Limited strikes are arguably different from war insofar as they are more circumscribed, less destructive, and cost less in blood and treasure to employ. However, what they can achieve is also considerably more circumscribed than what is set out by the goals of war. How do we morally evaluate limited strikes? This essay argues that we need to turn to the ethics of limited of force, or jus ad vim, to do so.
Limited Force and the Return of Reprisals in the Law of Armed Conflict
Eric A. Heinze and Rhiannon Neilsen
Armed reprisals are the limited use of military force in response to unlawful actions perpetrated against states. While reprisals are broadly believed to have been outlawed by the UN Charter, states continue to routinely undertake such self-help measures. This essay examines the doctrine of armed reprisals in light of recent instances of states using force "short of war" in this manner.
Syrian Views on Obama's Red Line: The Ethical Case for Strikes against Assad
Much ink has been spilled on the pros and cons of United States President Barack Obama's decision not to strike the regime of Syrian President Bashar al-Assad after that regime launched a deadly chemical weapons attack in 2013. Often missing from those debates, however, are the perspectives of Syrians themselves. While not all Syrians oppose Assad, and not all opponents endorsed intervention, many Syrian oppositionists resolutely called for Obama to uphold his "red line" militarily. This essay analyzes diverse expressions of such opinion.
A Matter of Balance: A French Perspective on Limited Strikes
Jean-Baptiste Jeangène Vilmer
What are the philosophical arguments justifying limited strikes? This essay adopts a French perspective both because France is, along with the United States and the United Kingdom, one of the states that launched such limited strikes in recent years, and because it developed a limited warfare ethos.
The Reputational Costs and Ethical Implications of Coercive Limited Air Strikes: The Fallacy of the Middle-Ground Approach

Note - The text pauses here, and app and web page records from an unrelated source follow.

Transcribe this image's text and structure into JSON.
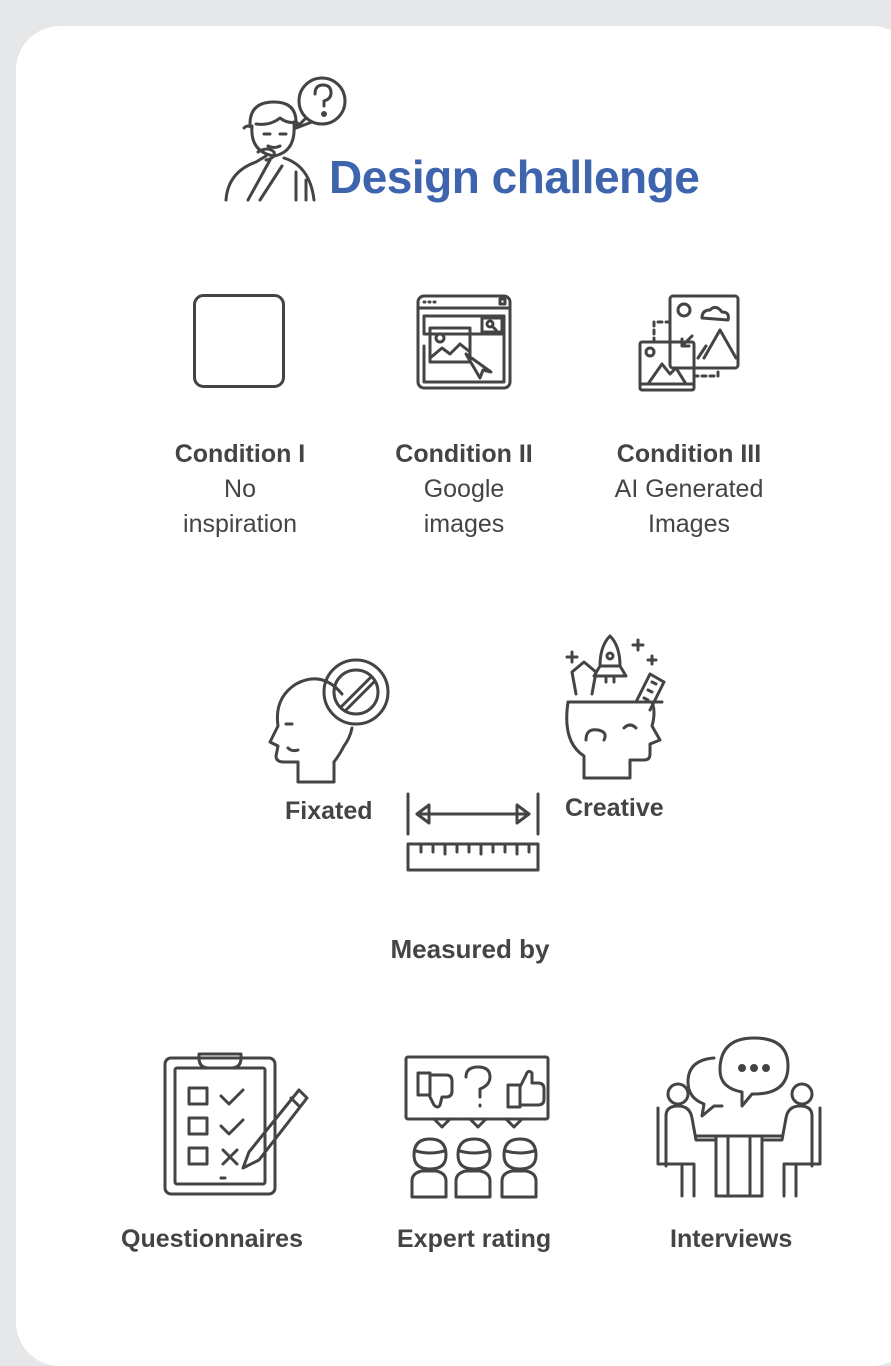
{
  "title": "Design challenge",
  "accent_color": "#3d64ad",
  "conditions": [
    {
      "heading": "Condition I",
      "sub1": "No",
      "sub2": "inspiration",
      "icon": "blank-square-icon"
    },
    {
      "heading": "Condition II",
      "sub1": "Google",
      "sub2": "images",
      "icon": "browser-image-search-icon"
    },
    {
      "heading": "Condition III",
      "sub1": "AI Generated",
      "sub2": "Images",
      "icon": "ai-images-icon"
    }
  ],
  "scale": {
    "left": "Fixated",
    "right": "Creative"
  },
  "measured_by": "Measured by",
  "methods": [
    {
      "label": "Questionnaires",
      "icon": "clipboard-checklist-icon"
    },
    {
      "label": "Expert rating",
      "icon": "expert-panel-icon"
    },
    {
      "label": "Interviews",
      "icon": "interview-table-icon"
    }
  ]
}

Danielle L. Lupton
Limited air strikes present an attractive "middle-ground approach" for policymakers, as they are less costly to coercers than deploying troops on the ground. Policymakers believe that threatening and employing limited air strikes signal their resolve to targets. This essay debunks this fallacy and explains how the same factors that make limited air strikes attractive to coercers are also those that undermine their efficacy as a coercive tool of foreign policy.
Lengthening the Shadow of International Law [Open Access]

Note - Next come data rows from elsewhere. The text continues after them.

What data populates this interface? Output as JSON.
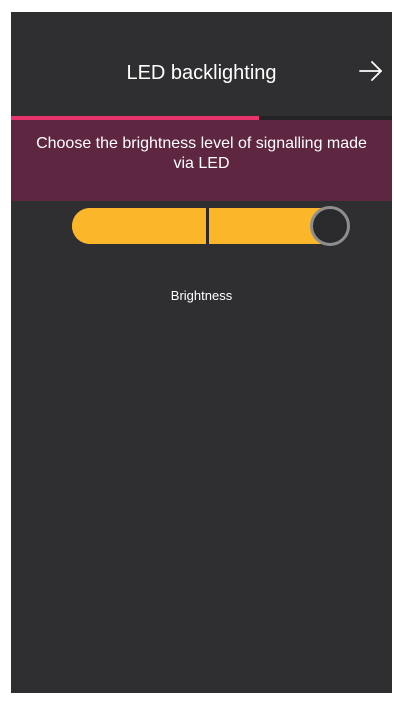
{
  "header": {
    "title": "LED backlighting",
    "next_icon": "arrow-right-icon"
  },
  "wizard_progress": {
    "fraction": 0.65,
    "color": "#e8336b"
  },
  "banner": {
    "text": "Choose the brightness level of signalling made via LED",
    "background": "#5e2640"
  },
  "brightness_slider": {
    "label": "Brightness",
    "value_fraction": 1.0,
    "accent": "#fbb62a"
  }
}
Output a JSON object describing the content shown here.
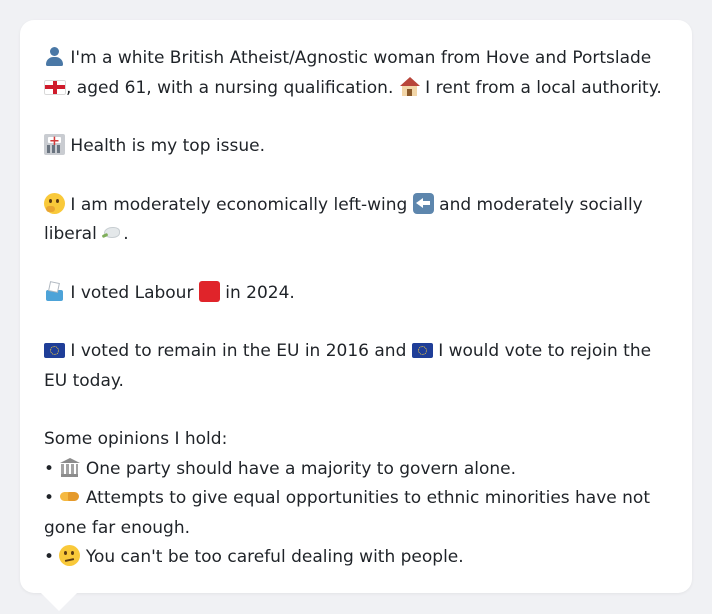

Tanisha M. Fazal
In 2010, the International Criminal Court made aggression a crime for which individuals can be prosecuted. But questions around what constitutes aggression, who decides, and, most important, how effective this legal change will be in reducing the incidence of war remain. This review essay considers these questions in light of two recent books on the criminalization of aggression: Noah Weisbord's The Crime of Aggression: The Quest for Justice in an Age of Drones, Cyberattacks, Insurgents, and Autocrats and Tom Dannenbaum's The Crime of Aggression, Humanity, and the Soldier.

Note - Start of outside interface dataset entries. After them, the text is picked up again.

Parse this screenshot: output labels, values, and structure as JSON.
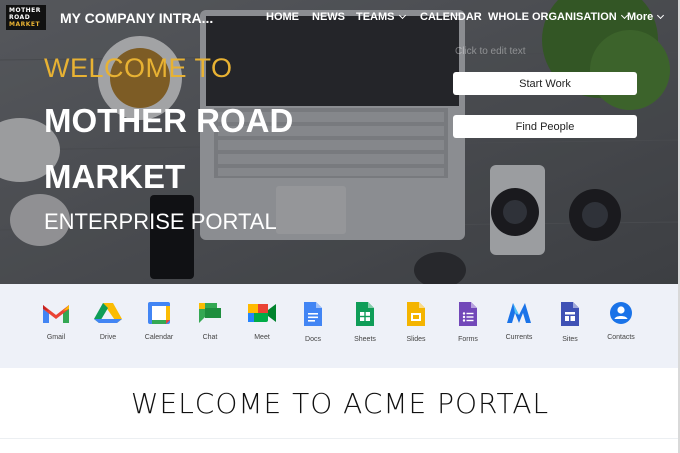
{
  "header": {
    "logo_lines": [
      "MOTHER",
      "ROAD",
      "MARKET"
    ],
    "site_title": "MY COMPANY INTRA...",
    "nav": [
      {
        "label": "HOME"
      },
      {
        "label": "NEWS"
      },
      {
        "label": "TEAMS"
      },
      {
        "label": "CALENDAR"
      },
      {
        "label": "WHOLE ORGANISATION"
      },
      {
        "label": "More"
      }
    ]
  },
  "hero": {
    "welcome": "WELCOME TO",
    "title_line1": "MOTHER ROAD",
    "title_line2": "MARKET",
    "subtitle": "ENTERPRISE PORTAL",
    "edit_hint": "Click to edit text",
    "buttons": {
      "start_work": "Start Work",
      "find_people": "Find People"
    }
  },
  "apps": [
    {
      "label": "Gmail",
      "icon": "gmail-icon"
    },
    {
      "label": "Drive",
      "icon": "drive-icon"
    },
    {
      "label": "Calendar",
      "icon": "calendar-icon"
    },
    {
      "label": "Chat",
      "icon": "chat-icon"
    },
    {
      "label": "Meet",
      "icon": "meet-icon"
    },
    {
      "label": "Docs",
      "icon": "docs-icon"
    },
    {
      "label": "Sheets",
      "icon": "sheets-icon"
    },
    {
      "label": "Slides",
      "icon": "slides-icon"
    },
    {
      "label": "Forms",
      "icon": "forms-icon"
    },
    {
      "label": "Currents",
      "icon": "currents-icon"
    },
    {
      "label": "Sites",
      "icon": "sites-icon"
    },
    {
      "label": "Contacts",
      "icon": "contacts-icon"
    }
  ],
  "section": {
    "title": "WELCOME TO ACME PORTAL"
  },
  "colors": {
    "accent": "#e8b233",
    "apps_bg": "#eef1f8"
  }
}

A Problem from Washington: Samantha Power Enters the Foreign Policy Bureaucracy
In her new memoir, The Education of an Idealist, Samantha Power reflects on her eight years in the Obama administration. This review essay considers Power's new memoir against her earlier book, A Problem from Hell, and argues that there is a considerable disjuncture between the two. What does this tell us about the possibility for ethics in foreign policy?
REVIEWS [All Open Access]
The Morality of Security: A Theory of Just Securitization
Review by Matt McDonald
In this book, Rita Floyd sets out to develop a normative theory of securitization: a "Just Securitization Theory." Drawing directly on insights from the just war tradition, Floyd outlines a set of criteria for determining whether, and in what circumstances, viewing and approaching particular issues as security threats is morally defensible.
Dwelling in the Age of Climate Change: The Ethics of Adaptation
Review by Byron Williston
While climate change-induced migration has received extensive analysis from political geographers, security experts, and others, it has been undertheorized by moral and political philosophers. This book goes a long way toward redressing that imbalance of attention.